#### [WHAT TO PRODUCE]
Could you repeat exactly the lines below, from the line containing "Decode this image" through the last one, both included, while leaving out any pictures?

(Element data from apps and pages)

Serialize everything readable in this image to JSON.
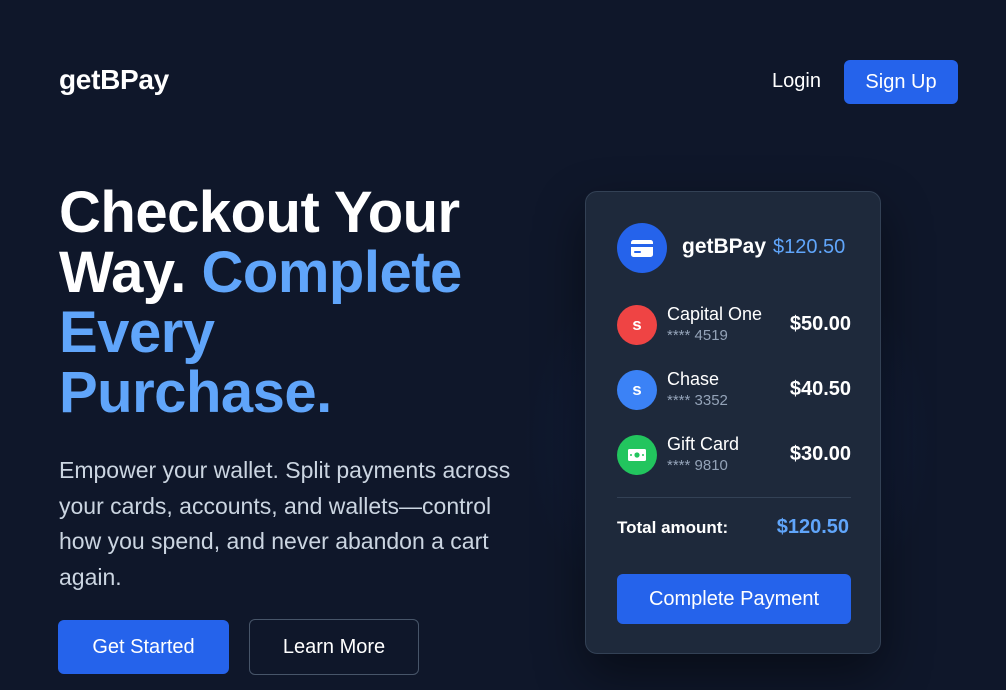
{
  "header": {
    "logo": "getBPay",
    "login_label": "Login",
    "signup_label": "Sign Up"
  },
  "hero": {
    "title_line1": "Checkout Your",
    "title_line2_plain": "Way.",
    "title_line2_accent": "Complete",
    "title_line3_accent": "Every",
    "title_line4_accent": "Purchase.",
    "subtitle": "Empower your wallet. Split payments across your cards, accounts, and wallets—control how you spend, and never abandon a cart again.",
    "primary_cta": "Get Started",
    "secondary_cta": "Learn More"
  },
  "card": {
    "brand_name": "getBPay",
    "brand_amount": "$120.50",
    "methods": [
      {
        "name": "Capital One",
        "mask": "**** 4519",
        "amount": "$50.00",
        "icon": "s",
        "icon_name": "capital-one-icon",
        "color": "#ef4444"
      },
      {
        "name": "Chase",
        "mask": "**** 3352",
        "amount": "$40.50",
        "icon": "s",
        "icon_name": "chase-icon",
        "color": "#3b82f6"
      },
      {
        "name": "Gift Card",
        "mask": "**** 9810",
        "amount": "$30.00",
        "icon": "",
        "icon_name": "money-bill-icon",
        "color": "#22c55e"
      }
    ],
    "total_label": "Total amount:",
    "total_amount": "$120.50",
    "complete_label": "Complete Payment"
  },
  "colors": {
    "background": "#0f172a",
    "card": "#1e293b",
    "accent": "#2563eb",
    "accent_text": "#60a5fa"
  }
}
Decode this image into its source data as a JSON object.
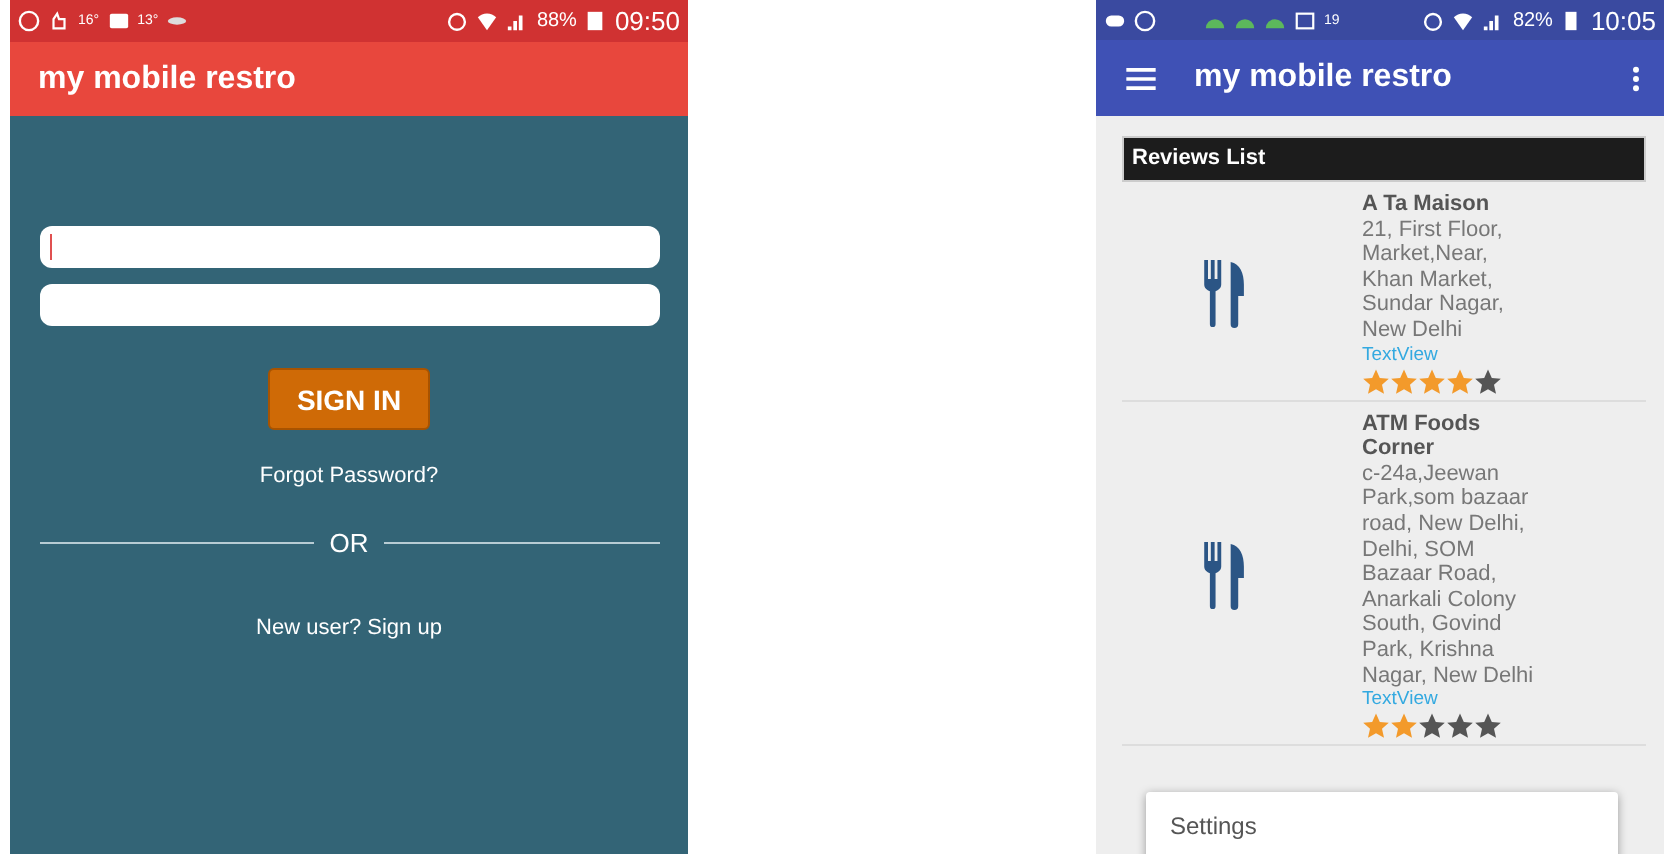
{
  "login_screen": {
    "status_bar": {
      "temp_1": "16°",
      "temp_2": "13°",
      "battery": "88%",
      "time": "09:50"
    },
    "app_bar": {
      "title": "my mobile restro"
    },
    "fields": [
      {
        "focused": true
      },
      {
        "focused": false
      }
    ],
    "sign_in_button": "SIGN IN",
    "forgot_link": "Forgot Password?",
    "divider_label": "OR",
    "signup_link": "New user? Sign up"
  },
  "reviews_screen": {
    "status_bar": {
      "temp": "19",
      "battery": "82%",
      "time": "10:05"
    },
    "app_bar": {
      "title": "my mobile restro"
    },
    "list_header": "Reviews List",
    "reviews": [
      {
        "name": "A Ta Maison",
        "address": "21, First Floor, Market,Near, Khan Market, Sundar Nagar, New Delhi",
        "link": "TextView",
        "stars": 4
      },
      {
        "name": "ATM Foods Corner",
        "address": "c-24a,Jeewan Park,som bazaar road, New Delhi, Delhi, SOM Bazaar Road, Anarkali Colony South, Govind Park, Krishna Nagar, New Delhi",
        "link": "TextView",
        "stars": 2
      }
    ],
    "menu": [
      {
        "label": "Settings"
      }
    ]
  }
}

#### [RESULT BELOW]
Decode this image into its source data as a JSON object.
{
  "login_screen": {
    "status_bar": {
      "temp_1": "16°",
      "temp_2": "13°",
      "battery": "88%",
      "time": "09:50"
    },
    "app_bar": {
      "title": "my mobile restro"
    },
    "fields": [
      {
        "focused": true
      },
      {
        "focused": false
      }
    ],
    "sign_in_button": "SIGN IN",
    "forgot_link": "Forgot Password?",
    "divider_label": "OR",
    "signup_link": "New user? Sign up"
  },
  "reviews_screen": {
    "status_bar": {
      "temp": "19",
      "battery": "82%",
      "time": "10:05"
    },
    "app_bar": {
      "title": "my mobile restro"
    },
    "list_header": "Reviews List",
    "reviews": [
      {
        "name": "A Ta Maison",
        "address": "21, First Floor, Market,Near, Khan Market, Sundar Nagar, New Delhi",
        "link": "TextView",
        "stars": 4
      },
      {
        "name": "ATM Foods Corner",
        "address": "c-24a,Jeewan Park,som bazaar road, New Delhi, Delhi, SOM Bazaar Road, Anarkali Colony South, Govind Park, Krishna Nagar, New Delhi",
        "link": "TextView",
        "stars": 2
      }
    ],
    "menu": [
      {
        "label": "Settings"
      }
    ]
  }
}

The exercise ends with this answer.